           --Joanna Marshall, Retired Professor of English Literature, University of Puerto Rico


As one story progresses to the next, Young’s deceptively simple voice evolves.  The innocent peculiarities become more complex, and the stories deepen shockingly — as if fate has caught us, and Young himself, in the best hopes of literature.   Fire in the Field and Other Stories is the real thing.

             --Frederick Dillen, author of the novels,  Hero, Fool, and Beauty


What sets these exquisitely crafted stories apart is John Young’s keen sense of place and his ability to make you feel you are there. Not just physical places, but states of mind too. And so you feel conflicted sitting with an anxious teenager talking with her mother. You are afraid alongside a boy chasing an angry father. You are bereft as you gaze upon the empty chair of the only friend who really understood you.  In these 16 superb stories, you won’t just read about such situations.  You’ll be immersed in them. You’ll be transported. 

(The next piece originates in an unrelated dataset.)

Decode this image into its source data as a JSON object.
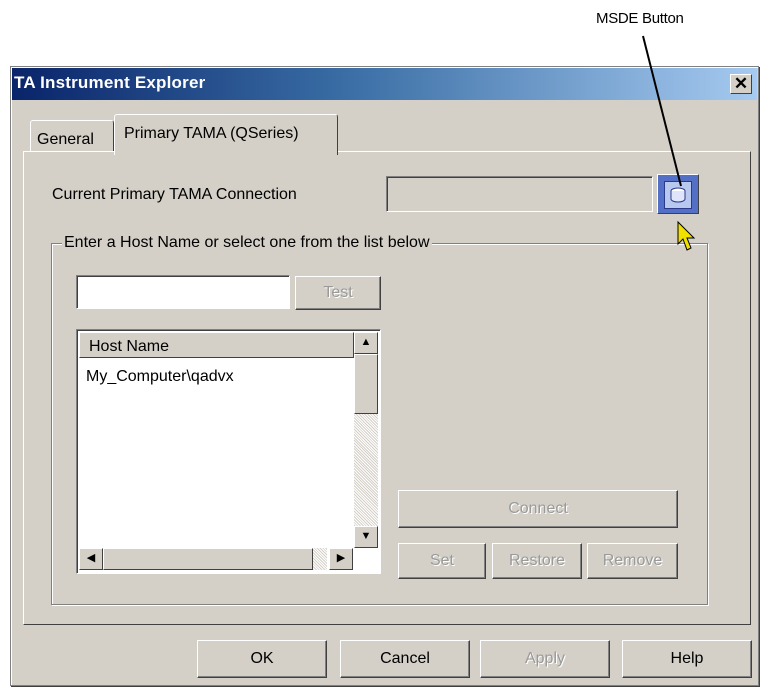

           --Don Tassone, author of Francesca


Fire in the Field and Other Stories by John Young is an elegant, wry, wise, witty collection that deserves a place among the best work being produced today. These are quintessentially middle-American stories with richly textured characters struggling to navigate the complex, morally compromised world in which they live. Young is a writer who knows his craft and deserves the attention of a wide audience.  

             --Patricia Averbach,  author of Resurrecting Rain  


 A Gift from John Updike to a Young Writer  


When our author was young and living in Beverly, Massachusetts, he got to know John Updike. When the story which now comes first in this collection, “The Antique Deal,” was published in Yankee back in 1998, the famous writer sent this note--typed on a card, signed, with two possible pronunciations of "patina" doodled below the signature:

Congratulations; it’s a lovely story, full of fine furniture details. It made me think I should change professions, but I’ll have to learn how to pronounce ‘patina.’ Appearing in Yankee is a fine honor, even if some of the editing drew blood. It’s a bloody business, in a way.


       Best wishes,

       John Updike